* EXERCISE AIM *
Please repeat all of the records, keeping every word unchanged.

Website and app data records
===

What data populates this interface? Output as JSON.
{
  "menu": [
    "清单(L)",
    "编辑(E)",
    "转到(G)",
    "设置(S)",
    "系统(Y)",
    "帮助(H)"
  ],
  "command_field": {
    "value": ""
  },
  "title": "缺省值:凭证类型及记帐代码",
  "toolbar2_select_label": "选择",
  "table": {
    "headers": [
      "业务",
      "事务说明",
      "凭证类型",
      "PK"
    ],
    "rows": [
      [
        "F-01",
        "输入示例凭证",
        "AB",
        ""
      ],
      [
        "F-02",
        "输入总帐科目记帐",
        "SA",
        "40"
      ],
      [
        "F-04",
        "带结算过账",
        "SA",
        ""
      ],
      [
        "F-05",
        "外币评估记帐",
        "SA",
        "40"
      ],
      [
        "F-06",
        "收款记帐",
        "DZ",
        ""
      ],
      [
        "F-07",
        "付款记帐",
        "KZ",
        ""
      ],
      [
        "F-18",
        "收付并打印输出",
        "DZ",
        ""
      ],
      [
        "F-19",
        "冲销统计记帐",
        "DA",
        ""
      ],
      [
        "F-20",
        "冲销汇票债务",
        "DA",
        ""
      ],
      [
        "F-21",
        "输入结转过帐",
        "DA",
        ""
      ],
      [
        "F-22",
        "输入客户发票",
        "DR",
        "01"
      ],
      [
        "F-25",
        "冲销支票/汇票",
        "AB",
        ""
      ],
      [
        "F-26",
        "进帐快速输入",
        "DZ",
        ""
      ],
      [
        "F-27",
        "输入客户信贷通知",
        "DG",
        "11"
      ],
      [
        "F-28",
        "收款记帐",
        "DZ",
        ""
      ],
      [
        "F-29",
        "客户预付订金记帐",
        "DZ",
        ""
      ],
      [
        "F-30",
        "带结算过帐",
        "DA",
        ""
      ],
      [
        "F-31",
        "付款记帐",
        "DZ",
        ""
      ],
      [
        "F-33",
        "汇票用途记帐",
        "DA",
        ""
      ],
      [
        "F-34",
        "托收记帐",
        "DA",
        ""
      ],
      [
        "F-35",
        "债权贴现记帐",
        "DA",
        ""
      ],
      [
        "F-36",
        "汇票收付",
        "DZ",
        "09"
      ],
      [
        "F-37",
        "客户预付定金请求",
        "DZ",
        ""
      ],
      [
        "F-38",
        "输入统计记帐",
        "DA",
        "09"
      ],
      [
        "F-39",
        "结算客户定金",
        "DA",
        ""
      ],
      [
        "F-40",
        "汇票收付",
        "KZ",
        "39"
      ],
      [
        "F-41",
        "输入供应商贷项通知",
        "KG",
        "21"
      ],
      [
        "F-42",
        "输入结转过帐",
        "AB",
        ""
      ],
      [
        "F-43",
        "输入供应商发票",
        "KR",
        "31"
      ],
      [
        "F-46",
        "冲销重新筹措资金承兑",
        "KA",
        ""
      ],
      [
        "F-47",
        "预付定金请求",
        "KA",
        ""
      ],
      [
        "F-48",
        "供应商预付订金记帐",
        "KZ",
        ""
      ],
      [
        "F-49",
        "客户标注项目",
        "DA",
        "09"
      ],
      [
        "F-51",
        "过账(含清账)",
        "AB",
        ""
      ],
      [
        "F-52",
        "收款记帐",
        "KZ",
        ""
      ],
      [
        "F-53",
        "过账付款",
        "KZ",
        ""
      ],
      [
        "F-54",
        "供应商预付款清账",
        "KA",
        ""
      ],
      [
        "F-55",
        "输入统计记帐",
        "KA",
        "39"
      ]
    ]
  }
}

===

* FINISHED EXERCISE *
What data populates this interface? Output as JSON.
{
  "menu": [
    "清单(L)",
    "编辑(E)",
    "转到(G)",
    "设置(S)",
    "系统(Y)",
    "帮助(H)"
  ],
  "command_field": {
    "value": ""
  },
  "title": "缺省值:凭证类型及记帐代码",
  "toolbar2_select_label": "选择",
  "table": {
    "headers": [
      "业务",
      "事务说明",
      "凭证类型",
      "PK"
    ],
    "rows": [
      [
        "F-01",
        "输入示例凭证",
        "AB",
        ""
      ],
      [
        "F-02",
        "输入总帐科目记帐",
        "SA",
        "40"
      ],
      [
        "F-04",
        "带结算过账",
        "SA",
        ""
      ],
      [
        "F-05",
        "外币评估记帐",
        "SA",
        "40"
      ],
      [
        "F-06",
        "收款记帐",
        "DZ",
        ""
      ],
      [
        "F-07",
        "付款记帐",
        "KZ",
        ""
      ],
      [
        "F-18",
        "收付并打印输出",
        "DZ",
        ""
      ],
      [
        "F-19",
        "冲销统计记帐",
        "DA",
        ""
      ],
      [
        "F-20",
        "冲销汇票债务",
        "DA",
        ""
      ],
      [
        "F-21",
        "输入结转过帐",
        "DA",
        ""
      ],
      [
        "F-22",
        "输入客户发票",
        "DR",
        "01"
      ],
      [
        "F-25",
        "冲销支票/汇票",
        "AB",
        ""
      ],
      [
        "F-26",
        "进帐快速输入",
        "DZ",
        ""
      ],
      [
        "F-27",
        "输入客户信贷通知",
        "DG",
        "11"
      ],
      [
        "F-28",
        "收款记帐",
        "DZ",
        ""
      ],
      [
        "F-29",
        "客户预付订金记帐",
        "DZ",
        ""
      ],
      [
        "F-30",
        "带结算过帐",
        "DA",
        ""
      ],
      [
        "F-31",
        "付款记帐",
        "DZ",
        ""
      ],
      [
        "F-33",
        "汇票用途记帐",
        "DA",
        ""
      ],
      [
        "F-34",
        "托收记帐",
        "DA",
        ""
      ],
      [
        "F-35",
        "债权贴现记帐",
        "DA",
        ""
      ],
      [
        "F-36",
        "汇票收付",
        "DZ",
        "09"
      ],
      [
        "F-37",
        "客户预付定金请求",
        "DZ",
        ""
      ],
      [
        "F-38",
        "输入统计记帐",
        "DA",
        "09"
      ],
      [
        "F-39",
        "结算客户定金",
        "DA",
        ""
      ],
      [
        "F-40",
        "汇票收付",
        "KZ",
        "39"
      ],
      [
        "F-41",
        "输入供应商贷项通知",
        "KG",
        "21"
      ],
      [
        "F-42",
        "输入结转过帐",
        "AB",
        ""
      ],
      [
        "F-43",
        "输入供应商发票",
        "KR",
        "31"
      ],
      [
        "F-46",
        "冲销重新筹措资金承兑",
        "KA",
        ""
      ],
      [
        "F-47",
        "预付定金请求",
        "KA",
        ""
      ],
      [
        "F-48",
        "供应商预付订金记帐",
        "KZ",
        ""
      ],
      [
        "F-49",
        "客户标注项目",
        "DA",
        "09"
      ],
      [
        "F-51",
        "过账(含清账)",
        "AB",
        ""
      ],
      [
        "F-52",
        "收款记帐",
        "KZ",
        ""
      ],
      [
        "F-53",
        "过账付款",
        "KZ",
        ""
      ],
      [
        "F-54",
        "供应商预付款清账",
        "KA",
        ""
      ],
      [
        "F-55",
        "输入统计记帐",
        "KA",
        "39"
      ]
    ]
  }
}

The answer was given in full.